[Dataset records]

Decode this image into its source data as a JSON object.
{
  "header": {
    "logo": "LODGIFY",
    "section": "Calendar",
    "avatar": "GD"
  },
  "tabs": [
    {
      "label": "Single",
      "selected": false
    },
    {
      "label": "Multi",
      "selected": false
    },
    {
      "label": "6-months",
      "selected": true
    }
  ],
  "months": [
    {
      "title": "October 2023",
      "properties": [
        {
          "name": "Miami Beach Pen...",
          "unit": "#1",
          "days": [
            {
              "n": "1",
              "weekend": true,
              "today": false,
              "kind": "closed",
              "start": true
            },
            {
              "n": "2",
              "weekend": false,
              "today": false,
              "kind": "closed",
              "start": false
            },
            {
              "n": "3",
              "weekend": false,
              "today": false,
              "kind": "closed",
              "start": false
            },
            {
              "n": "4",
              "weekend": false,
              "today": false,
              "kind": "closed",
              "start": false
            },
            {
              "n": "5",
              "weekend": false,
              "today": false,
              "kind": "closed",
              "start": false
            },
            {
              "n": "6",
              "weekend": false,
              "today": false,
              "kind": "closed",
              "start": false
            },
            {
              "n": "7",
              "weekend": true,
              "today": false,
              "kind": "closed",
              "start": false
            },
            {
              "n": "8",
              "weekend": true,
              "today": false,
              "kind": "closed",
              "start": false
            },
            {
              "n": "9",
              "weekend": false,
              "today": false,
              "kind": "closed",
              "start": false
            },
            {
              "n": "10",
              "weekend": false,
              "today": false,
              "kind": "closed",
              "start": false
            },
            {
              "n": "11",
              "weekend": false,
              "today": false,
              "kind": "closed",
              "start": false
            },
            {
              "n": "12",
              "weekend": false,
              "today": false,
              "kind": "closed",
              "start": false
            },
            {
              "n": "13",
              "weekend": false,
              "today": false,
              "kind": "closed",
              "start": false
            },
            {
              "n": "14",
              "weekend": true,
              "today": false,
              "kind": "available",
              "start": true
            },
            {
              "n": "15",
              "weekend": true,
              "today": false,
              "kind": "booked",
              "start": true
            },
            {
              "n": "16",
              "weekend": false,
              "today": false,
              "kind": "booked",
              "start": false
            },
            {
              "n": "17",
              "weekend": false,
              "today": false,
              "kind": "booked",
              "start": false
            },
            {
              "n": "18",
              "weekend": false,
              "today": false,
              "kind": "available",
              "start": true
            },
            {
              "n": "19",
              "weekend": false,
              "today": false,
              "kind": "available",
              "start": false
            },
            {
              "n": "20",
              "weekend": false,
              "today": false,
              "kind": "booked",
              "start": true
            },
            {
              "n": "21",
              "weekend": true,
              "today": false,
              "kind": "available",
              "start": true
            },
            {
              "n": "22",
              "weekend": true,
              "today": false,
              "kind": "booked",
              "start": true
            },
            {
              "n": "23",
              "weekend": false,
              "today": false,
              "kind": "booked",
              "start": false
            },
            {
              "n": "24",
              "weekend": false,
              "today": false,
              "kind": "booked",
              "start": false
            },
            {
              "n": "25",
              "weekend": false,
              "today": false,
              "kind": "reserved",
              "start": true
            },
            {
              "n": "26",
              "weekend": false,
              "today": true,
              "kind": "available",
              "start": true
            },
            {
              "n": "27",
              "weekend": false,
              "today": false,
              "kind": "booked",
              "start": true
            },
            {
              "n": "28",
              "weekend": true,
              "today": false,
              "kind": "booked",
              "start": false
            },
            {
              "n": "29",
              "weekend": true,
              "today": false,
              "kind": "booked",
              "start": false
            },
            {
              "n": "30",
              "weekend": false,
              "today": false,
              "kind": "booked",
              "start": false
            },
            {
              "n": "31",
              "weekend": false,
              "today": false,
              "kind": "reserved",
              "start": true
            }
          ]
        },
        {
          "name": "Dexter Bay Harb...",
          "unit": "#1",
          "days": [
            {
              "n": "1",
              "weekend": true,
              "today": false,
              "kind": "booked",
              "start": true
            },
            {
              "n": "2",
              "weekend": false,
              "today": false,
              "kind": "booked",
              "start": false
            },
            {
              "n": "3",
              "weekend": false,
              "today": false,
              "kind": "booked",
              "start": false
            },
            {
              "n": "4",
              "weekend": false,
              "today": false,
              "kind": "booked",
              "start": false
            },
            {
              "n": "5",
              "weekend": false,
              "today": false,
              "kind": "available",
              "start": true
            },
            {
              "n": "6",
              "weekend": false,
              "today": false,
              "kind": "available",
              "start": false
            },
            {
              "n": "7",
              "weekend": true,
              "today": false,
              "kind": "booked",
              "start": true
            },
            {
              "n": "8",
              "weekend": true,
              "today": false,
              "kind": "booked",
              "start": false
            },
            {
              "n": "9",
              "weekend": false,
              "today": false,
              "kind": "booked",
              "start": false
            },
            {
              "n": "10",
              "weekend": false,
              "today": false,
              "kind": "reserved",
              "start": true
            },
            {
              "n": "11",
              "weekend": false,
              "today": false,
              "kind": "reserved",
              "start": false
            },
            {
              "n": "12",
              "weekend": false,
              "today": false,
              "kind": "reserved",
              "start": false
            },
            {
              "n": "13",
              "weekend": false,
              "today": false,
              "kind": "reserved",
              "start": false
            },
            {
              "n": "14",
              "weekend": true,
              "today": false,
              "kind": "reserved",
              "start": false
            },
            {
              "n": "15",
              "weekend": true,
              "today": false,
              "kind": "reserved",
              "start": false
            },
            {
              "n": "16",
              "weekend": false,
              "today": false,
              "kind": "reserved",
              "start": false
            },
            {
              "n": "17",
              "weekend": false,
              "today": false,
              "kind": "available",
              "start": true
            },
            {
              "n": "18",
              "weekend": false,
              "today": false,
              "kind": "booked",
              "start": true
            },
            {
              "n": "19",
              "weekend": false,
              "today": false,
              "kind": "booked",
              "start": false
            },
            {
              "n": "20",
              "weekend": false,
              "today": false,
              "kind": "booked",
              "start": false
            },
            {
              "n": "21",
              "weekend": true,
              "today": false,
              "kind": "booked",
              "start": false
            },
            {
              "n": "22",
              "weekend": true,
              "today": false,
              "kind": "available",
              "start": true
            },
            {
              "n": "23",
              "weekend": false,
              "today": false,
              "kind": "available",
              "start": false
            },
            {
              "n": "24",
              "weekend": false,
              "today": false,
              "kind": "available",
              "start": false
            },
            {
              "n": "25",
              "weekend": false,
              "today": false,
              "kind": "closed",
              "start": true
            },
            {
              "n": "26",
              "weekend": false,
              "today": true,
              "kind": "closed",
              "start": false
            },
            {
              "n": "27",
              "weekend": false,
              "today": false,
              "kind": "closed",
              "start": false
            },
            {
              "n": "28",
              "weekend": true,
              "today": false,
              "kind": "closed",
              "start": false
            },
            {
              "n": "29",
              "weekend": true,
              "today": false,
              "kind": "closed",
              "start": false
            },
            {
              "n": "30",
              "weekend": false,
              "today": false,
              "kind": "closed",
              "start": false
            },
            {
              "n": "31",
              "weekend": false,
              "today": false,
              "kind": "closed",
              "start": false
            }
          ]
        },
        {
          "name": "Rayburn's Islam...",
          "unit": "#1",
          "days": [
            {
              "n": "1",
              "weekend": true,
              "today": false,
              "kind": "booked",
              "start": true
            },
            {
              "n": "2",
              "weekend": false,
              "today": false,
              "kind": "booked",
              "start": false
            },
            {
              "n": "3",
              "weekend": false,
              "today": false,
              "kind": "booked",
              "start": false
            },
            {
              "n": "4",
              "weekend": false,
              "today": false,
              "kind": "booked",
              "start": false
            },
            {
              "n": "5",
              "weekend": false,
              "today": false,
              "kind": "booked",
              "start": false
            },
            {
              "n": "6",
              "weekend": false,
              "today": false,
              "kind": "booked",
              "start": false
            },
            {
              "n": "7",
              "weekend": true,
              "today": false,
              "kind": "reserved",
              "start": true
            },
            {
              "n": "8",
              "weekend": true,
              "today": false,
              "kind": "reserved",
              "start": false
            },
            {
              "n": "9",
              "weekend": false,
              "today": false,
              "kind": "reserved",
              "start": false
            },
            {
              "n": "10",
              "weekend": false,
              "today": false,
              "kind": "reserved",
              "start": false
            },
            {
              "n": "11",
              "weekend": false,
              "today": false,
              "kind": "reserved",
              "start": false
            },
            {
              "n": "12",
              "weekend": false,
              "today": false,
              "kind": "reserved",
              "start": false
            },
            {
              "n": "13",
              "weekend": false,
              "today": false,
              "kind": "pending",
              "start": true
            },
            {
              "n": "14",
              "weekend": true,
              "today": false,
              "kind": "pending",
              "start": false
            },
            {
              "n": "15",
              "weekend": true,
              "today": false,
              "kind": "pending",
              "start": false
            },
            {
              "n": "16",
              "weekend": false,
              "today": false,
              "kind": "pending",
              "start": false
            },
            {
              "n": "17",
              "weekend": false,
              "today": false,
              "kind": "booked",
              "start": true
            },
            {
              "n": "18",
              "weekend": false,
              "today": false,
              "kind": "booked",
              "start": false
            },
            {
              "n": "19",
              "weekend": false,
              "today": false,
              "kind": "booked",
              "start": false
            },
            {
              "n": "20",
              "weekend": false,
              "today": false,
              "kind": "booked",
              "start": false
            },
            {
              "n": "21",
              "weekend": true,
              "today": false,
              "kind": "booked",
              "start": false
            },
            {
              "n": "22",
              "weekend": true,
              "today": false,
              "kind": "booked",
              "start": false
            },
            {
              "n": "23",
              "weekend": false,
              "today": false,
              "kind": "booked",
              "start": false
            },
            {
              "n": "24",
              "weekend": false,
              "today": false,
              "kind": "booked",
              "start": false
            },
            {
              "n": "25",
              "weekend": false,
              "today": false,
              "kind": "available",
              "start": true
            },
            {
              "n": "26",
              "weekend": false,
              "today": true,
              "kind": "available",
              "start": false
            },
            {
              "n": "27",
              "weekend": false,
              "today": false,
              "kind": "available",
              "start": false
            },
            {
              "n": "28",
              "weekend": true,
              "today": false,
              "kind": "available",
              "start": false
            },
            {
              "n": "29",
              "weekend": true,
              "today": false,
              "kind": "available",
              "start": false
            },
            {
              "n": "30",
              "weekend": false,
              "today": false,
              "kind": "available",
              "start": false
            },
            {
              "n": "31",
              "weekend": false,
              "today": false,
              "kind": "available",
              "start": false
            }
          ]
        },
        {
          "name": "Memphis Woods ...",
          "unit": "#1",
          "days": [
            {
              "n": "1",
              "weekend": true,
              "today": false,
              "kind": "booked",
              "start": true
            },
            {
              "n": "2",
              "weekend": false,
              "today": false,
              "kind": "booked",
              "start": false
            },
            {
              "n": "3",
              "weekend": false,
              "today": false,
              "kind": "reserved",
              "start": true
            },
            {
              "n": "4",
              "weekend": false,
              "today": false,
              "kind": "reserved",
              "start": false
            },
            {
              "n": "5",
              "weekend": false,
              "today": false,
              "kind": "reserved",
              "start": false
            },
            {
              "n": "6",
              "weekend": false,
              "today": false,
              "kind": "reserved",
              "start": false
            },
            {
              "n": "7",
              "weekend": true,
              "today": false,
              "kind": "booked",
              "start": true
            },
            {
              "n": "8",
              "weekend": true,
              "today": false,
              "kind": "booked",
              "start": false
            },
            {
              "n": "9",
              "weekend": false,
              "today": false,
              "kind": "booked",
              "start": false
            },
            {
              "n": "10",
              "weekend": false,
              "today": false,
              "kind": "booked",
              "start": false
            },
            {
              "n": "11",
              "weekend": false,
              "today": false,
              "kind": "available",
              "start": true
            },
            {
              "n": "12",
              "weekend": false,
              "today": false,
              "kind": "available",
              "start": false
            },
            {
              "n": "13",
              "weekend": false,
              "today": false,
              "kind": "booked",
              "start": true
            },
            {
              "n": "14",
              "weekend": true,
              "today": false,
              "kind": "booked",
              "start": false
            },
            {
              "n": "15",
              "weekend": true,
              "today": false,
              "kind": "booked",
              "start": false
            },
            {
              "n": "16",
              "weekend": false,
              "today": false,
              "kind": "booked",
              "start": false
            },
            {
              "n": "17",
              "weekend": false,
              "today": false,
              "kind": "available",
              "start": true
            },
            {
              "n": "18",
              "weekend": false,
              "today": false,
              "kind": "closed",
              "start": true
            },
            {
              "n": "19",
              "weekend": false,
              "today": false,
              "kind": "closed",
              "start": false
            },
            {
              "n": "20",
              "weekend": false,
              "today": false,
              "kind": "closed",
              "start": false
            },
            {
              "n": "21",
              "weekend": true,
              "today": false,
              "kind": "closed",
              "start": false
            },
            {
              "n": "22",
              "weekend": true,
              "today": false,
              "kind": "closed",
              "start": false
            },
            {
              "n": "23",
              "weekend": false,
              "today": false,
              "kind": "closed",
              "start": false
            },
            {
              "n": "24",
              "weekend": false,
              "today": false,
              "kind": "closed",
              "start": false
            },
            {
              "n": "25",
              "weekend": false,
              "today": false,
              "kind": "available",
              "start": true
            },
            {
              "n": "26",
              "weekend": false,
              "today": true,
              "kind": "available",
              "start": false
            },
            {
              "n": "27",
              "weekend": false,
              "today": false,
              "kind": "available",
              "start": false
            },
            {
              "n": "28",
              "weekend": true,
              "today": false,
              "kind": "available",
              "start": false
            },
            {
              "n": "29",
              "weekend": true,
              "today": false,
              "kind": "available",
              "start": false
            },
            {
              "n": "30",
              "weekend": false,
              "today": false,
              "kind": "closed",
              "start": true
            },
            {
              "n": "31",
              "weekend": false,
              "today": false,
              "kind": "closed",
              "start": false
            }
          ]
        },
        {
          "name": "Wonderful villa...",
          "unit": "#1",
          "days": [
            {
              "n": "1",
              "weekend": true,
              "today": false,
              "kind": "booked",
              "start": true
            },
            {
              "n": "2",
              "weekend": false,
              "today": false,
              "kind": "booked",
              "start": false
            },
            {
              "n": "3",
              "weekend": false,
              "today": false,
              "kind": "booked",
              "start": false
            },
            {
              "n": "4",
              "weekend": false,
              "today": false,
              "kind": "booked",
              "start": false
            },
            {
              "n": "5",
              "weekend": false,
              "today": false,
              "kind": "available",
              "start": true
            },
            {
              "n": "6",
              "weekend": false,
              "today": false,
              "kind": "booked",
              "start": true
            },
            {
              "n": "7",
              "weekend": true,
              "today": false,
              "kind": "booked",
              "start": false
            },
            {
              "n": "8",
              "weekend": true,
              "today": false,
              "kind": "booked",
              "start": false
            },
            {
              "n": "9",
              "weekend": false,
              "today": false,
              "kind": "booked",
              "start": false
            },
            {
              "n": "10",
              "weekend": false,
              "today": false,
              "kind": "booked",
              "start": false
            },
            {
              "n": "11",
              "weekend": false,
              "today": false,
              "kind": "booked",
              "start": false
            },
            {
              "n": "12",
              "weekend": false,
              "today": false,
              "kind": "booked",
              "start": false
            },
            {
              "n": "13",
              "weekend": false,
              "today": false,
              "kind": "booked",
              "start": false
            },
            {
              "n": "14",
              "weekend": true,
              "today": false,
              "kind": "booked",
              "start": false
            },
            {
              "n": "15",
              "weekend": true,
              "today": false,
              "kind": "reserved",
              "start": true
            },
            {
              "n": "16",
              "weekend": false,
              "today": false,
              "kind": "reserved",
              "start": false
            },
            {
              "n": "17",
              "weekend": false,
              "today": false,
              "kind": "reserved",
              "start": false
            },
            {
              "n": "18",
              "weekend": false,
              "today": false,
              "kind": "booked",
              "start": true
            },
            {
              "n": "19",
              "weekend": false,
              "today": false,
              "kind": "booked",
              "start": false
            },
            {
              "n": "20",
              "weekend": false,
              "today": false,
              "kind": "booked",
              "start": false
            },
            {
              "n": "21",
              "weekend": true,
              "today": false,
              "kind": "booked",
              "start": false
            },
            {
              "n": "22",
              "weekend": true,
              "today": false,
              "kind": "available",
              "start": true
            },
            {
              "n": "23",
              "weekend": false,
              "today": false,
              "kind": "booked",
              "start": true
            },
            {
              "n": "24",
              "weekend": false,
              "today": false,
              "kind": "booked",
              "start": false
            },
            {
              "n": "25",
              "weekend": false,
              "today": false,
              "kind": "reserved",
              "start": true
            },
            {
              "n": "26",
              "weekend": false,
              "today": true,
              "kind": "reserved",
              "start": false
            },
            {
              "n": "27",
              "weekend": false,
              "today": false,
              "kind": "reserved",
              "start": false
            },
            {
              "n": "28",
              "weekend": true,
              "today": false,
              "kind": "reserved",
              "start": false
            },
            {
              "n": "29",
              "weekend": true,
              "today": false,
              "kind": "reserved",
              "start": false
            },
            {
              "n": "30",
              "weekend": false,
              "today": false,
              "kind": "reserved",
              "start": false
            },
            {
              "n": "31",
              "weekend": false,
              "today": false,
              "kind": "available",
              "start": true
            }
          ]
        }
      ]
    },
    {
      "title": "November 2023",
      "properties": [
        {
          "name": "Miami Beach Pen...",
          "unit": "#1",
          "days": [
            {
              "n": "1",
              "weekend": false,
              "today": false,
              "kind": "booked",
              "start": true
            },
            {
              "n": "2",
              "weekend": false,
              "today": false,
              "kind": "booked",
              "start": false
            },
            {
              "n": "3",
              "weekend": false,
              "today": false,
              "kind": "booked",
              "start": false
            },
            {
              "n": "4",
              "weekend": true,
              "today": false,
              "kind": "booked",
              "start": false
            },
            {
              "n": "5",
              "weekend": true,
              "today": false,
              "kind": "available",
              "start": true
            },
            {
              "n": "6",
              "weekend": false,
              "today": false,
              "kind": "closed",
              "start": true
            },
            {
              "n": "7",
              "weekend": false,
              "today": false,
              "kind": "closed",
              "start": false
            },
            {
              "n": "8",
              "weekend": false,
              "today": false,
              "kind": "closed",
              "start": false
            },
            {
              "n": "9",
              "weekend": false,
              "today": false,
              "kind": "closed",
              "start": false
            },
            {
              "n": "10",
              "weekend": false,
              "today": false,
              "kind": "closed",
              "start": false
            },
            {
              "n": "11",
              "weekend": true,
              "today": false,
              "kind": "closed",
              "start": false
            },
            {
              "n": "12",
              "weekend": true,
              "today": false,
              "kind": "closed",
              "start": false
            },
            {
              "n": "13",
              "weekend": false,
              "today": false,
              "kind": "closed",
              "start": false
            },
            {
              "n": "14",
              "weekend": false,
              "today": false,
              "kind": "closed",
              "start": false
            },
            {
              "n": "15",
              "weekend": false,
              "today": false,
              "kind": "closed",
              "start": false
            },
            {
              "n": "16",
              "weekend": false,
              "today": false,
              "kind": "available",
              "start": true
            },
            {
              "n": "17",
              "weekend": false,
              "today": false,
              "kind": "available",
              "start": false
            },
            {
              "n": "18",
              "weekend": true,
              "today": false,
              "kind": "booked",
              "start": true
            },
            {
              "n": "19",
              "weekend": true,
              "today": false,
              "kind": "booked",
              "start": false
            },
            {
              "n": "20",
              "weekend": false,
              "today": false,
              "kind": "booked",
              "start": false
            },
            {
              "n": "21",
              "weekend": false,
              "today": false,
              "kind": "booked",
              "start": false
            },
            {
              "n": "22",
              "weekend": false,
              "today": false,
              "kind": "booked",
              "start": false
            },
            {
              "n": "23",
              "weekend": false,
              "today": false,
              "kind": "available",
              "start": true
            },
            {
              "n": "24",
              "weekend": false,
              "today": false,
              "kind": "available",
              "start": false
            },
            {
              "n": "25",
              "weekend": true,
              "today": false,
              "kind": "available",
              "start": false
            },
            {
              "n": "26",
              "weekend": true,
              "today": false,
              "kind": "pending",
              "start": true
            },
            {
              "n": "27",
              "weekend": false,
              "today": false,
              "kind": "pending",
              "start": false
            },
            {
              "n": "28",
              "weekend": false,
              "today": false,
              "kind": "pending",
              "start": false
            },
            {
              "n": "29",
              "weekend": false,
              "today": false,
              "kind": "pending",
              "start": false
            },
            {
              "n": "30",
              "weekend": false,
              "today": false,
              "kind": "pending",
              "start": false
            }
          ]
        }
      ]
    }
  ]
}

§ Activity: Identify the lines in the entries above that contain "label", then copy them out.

§ Response area:
      "label": "Single",
      "label": "Multi",
      "label": "6-months",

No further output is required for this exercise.